- Art and Cartography
- Cartography and Children
- Cartography in Early Warning and Crisis Management
- Cognitive Visualization
- Data Quality
- Digital Technologies in Cartographic Heritage
- Education and Training
- Generalisation and Multiple Representation
- Geoinformation Infrastructures and Standards
- Geospatial Analysis and Modeling
- GI for Sustainability
- History of Cartography
- Map Design
- Map Production and Geo-Business
- Map Projections
- Mapping from Remote Sensor Imagery
- Maps and Graphics for Blind and Partially Sighted People
- Maps and Society
- Maps and the Internet
- Mountain Cartography
- Open Source Geospatial Technologies
- Planetary Cartography
- Theoretical Cartography
- Ubiquitous Mapping
- Use and User Issues
- Working Group on International Map Year
- Joint ICA Working Group and IGU Commission on Toponymy
- ICA News, also available as ppsx file with music [23 MB]
To depict elements of the topography of a landscape in a symbolic, abstract, geometrically sound but also eventually easily understandable way is a core discipline of cartography. Beneath all topographic elements of a landscape mountains are for sure amongst the most challenging ones to model and depict. Not only the derived geometry needs to fulfill the constraints of allowing a meaningful combination with other map elements but also the applied cartographic design should support the visual impression from the terrain features and especially the most dramatic ones, including the mountains itself.

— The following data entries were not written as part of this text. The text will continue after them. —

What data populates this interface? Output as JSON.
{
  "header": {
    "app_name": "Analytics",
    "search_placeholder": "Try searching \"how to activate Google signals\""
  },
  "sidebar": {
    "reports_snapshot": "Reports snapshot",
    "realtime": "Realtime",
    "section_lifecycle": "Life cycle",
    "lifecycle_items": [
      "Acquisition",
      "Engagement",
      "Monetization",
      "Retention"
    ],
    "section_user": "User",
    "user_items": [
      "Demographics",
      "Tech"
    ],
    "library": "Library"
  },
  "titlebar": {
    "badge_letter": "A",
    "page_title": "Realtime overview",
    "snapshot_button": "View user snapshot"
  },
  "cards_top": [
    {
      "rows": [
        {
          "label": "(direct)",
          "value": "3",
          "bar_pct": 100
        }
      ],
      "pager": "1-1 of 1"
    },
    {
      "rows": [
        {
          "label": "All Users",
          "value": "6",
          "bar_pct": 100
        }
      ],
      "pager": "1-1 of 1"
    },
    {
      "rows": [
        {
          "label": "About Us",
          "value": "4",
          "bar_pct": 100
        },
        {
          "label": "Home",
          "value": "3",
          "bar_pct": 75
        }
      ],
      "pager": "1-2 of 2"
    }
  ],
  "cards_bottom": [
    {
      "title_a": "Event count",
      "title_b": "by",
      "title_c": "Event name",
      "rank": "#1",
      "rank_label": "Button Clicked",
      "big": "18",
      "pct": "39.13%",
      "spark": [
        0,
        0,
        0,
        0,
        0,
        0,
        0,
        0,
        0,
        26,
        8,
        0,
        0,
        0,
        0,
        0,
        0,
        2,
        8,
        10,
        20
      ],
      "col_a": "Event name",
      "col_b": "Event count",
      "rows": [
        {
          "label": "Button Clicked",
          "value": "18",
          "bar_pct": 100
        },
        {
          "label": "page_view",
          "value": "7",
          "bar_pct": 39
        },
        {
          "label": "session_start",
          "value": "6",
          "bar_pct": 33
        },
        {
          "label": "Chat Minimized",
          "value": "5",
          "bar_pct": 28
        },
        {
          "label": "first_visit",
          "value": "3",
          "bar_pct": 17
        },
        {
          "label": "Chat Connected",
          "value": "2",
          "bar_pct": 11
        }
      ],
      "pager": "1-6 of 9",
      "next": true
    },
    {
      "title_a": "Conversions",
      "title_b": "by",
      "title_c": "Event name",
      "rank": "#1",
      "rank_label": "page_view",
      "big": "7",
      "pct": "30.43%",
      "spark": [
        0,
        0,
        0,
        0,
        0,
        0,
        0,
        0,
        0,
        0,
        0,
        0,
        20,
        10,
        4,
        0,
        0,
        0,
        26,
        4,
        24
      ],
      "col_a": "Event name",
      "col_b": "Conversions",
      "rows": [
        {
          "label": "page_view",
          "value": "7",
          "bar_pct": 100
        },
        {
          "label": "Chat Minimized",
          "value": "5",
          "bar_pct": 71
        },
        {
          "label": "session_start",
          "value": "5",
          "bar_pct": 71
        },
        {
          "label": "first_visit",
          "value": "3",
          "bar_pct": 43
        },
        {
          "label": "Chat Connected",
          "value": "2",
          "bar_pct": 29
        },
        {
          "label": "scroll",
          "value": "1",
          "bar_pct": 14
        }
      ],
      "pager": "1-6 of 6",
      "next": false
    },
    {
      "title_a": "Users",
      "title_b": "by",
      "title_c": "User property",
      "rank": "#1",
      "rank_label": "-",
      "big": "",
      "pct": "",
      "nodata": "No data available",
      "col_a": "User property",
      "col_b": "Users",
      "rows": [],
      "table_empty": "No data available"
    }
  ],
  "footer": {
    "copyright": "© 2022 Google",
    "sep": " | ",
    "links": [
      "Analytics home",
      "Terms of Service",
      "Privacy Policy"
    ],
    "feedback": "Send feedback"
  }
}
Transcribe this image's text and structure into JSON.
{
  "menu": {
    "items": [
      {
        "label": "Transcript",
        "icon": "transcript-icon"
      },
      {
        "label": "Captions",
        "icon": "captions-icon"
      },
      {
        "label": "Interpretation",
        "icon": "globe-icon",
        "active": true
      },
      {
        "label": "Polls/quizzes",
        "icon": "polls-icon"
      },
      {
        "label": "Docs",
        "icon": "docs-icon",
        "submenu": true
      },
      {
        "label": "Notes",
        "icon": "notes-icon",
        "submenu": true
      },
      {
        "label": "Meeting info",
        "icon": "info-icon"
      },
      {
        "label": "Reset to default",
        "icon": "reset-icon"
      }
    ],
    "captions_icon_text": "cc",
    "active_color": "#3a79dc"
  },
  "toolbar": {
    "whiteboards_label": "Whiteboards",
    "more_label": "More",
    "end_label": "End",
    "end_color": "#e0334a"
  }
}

It is therefore not a big surprise that beyond the most famous cartographers you can find especially such which have deserved their merits by designing and producing cartographic mountain depictions of high quality.
Within the International Cartographic Association the specific importance of this particular area of cartographic challenge has led to the foundation of the Commission on Mountain Cartography at the ICC 1999 in Ottawa. Since then this Commission, chaired by Lorenz Hurni from Switzerland from 1999-200 and Karel Kriz since 2007, has managed to attract ambitious cartographers and fascinating aficionados of all kind of different backgrounds being interested in mountain cartography. The unique spirit of this group has proven to be specific just recently when the Commission meet at their International Workshop at Tongariro National Park New Zealand. ICA Commissions are platforms for enthusiasts, experts and those which want to exchange and share their ideas, solutions and developments for the sake of the issue. The mountain cartography commission is fulfilling this role exactly and thus leads to an ongoing benefit to its members.
The merits of the recent meeting in New Zealand belong to the Commission Chairs, namely Karel Kriz and in replacement of Lorenz Hurni also Dusan Petrovic and Stefan Räber, but especially also to the colleagues from the local organizing committee Geoff Aitken, Roger Smith, Igor Drecki, Antoni Moore and Christian Fremd who not only organised the whole event but also managed to make everybody feeling most welcome in New Zealand.
The next Mountain Cartography Workshop will be held in New Zealand near Taurewa, adjacent to the Tongariro National Park south of Auckland (North Island) between 1 and 5 September 2012.
The theme of the Workshop is Mapping Mountain Dynamics: from glaciers to volcanoes, in recognition of the unique natural environment of the host country New Zealand. The Workshop will focus on current developments in mountain cartography and present state of the art approaches to cartographic representations in large scale topographic mapping, symbolization and map design, as well as discuss technological issues, map use and links with Location-based Services (LBS).
Abstract submissions are welcome on any topic relating to mountain cartography, large scale topographic mapping, visualization of mountainous landscapes and artistic renderings and representations of terrain, and covering work of an academic and/or professional nature. Further details can be found on the invitation page.